Find the string "Ctrl" in the records. Copy every line it appears in.

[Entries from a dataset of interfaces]
---

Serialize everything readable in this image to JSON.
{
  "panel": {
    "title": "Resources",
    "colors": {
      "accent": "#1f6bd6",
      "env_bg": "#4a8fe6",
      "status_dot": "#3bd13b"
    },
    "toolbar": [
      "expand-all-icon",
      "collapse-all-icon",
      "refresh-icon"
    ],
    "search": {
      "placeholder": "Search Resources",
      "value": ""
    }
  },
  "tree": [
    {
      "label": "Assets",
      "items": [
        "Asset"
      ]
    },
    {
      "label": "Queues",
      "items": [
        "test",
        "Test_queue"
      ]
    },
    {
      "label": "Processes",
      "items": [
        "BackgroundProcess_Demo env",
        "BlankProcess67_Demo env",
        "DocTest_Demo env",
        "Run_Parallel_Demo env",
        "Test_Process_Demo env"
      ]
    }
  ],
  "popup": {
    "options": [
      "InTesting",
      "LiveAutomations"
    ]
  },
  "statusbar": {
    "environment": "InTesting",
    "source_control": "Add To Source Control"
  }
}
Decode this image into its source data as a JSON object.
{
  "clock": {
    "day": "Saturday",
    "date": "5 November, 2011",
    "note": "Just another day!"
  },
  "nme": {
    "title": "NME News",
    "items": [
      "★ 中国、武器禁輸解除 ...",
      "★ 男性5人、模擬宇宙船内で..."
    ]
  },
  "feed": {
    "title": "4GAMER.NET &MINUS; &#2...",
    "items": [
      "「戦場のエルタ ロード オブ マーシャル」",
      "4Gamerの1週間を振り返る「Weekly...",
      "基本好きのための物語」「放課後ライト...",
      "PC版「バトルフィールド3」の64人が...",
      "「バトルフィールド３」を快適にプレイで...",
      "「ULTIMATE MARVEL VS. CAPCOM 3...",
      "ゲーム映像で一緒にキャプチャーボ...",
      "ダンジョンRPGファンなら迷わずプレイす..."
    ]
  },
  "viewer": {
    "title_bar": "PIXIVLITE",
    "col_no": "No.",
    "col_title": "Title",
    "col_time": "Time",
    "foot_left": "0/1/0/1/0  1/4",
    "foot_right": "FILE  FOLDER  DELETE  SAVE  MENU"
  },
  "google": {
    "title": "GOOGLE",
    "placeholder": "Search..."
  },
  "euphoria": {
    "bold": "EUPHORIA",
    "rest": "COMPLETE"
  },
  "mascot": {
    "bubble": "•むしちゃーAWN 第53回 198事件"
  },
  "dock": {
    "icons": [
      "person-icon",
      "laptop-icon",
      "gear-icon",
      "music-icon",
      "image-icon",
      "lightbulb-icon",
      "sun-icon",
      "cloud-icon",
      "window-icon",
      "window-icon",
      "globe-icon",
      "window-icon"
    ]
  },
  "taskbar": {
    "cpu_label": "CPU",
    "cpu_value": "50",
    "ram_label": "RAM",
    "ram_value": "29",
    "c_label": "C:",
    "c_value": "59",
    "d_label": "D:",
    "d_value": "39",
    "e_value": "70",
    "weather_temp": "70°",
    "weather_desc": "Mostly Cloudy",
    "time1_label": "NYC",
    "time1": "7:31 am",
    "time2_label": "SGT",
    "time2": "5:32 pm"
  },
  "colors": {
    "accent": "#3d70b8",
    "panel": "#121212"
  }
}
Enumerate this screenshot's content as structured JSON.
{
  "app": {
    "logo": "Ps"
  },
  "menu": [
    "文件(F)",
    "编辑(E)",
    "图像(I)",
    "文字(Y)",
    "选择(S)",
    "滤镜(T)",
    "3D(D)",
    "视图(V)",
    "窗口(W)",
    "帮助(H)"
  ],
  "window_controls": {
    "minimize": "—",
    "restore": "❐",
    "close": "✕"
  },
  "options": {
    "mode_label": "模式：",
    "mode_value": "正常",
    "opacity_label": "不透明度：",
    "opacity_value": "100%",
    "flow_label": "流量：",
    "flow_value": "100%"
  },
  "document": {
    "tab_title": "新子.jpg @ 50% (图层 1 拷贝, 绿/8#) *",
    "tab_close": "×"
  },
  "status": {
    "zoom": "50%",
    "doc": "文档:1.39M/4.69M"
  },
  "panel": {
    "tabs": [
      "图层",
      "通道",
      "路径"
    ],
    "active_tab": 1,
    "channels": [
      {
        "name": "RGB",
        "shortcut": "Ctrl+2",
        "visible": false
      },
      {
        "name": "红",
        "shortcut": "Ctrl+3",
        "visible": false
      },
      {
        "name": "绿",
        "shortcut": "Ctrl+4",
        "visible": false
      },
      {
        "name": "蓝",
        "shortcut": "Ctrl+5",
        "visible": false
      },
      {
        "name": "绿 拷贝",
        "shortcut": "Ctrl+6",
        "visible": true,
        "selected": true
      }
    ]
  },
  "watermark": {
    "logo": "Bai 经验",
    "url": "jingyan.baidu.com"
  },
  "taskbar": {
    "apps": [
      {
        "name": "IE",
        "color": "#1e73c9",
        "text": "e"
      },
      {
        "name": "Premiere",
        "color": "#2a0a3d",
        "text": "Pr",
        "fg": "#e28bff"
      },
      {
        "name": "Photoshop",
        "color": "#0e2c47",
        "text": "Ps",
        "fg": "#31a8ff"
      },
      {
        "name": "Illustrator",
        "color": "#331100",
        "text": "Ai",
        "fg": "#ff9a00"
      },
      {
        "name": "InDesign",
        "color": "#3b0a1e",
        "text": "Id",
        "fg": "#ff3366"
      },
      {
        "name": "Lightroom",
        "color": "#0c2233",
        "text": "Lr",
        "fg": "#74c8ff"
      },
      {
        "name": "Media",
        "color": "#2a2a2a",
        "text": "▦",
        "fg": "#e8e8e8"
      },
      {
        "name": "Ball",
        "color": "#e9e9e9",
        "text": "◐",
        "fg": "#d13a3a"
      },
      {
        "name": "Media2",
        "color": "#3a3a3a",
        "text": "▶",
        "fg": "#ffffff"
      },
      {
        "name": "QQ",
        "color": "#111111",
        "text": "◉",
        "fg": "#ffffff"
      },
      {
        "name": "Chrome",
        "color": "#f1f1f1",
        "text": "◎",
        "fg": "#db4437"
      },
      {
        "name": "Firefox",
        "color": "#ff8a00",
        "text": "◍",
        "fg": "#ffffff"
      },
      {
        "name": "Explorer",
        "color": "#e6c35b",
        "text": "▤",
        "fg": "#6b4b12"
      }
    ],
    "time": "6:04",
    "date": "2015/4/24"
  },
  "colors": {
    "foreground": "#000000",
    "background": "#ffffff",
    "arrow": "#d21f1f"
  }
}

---

- Output for this task -
        "shortcut": "Ctrl+2",
        "shortcut": "Ctrl+3",
        "shortcut": "Ctrl+4",
        "shortcut": "Ctrl+5",
        "shortcut": "Ctrl+6",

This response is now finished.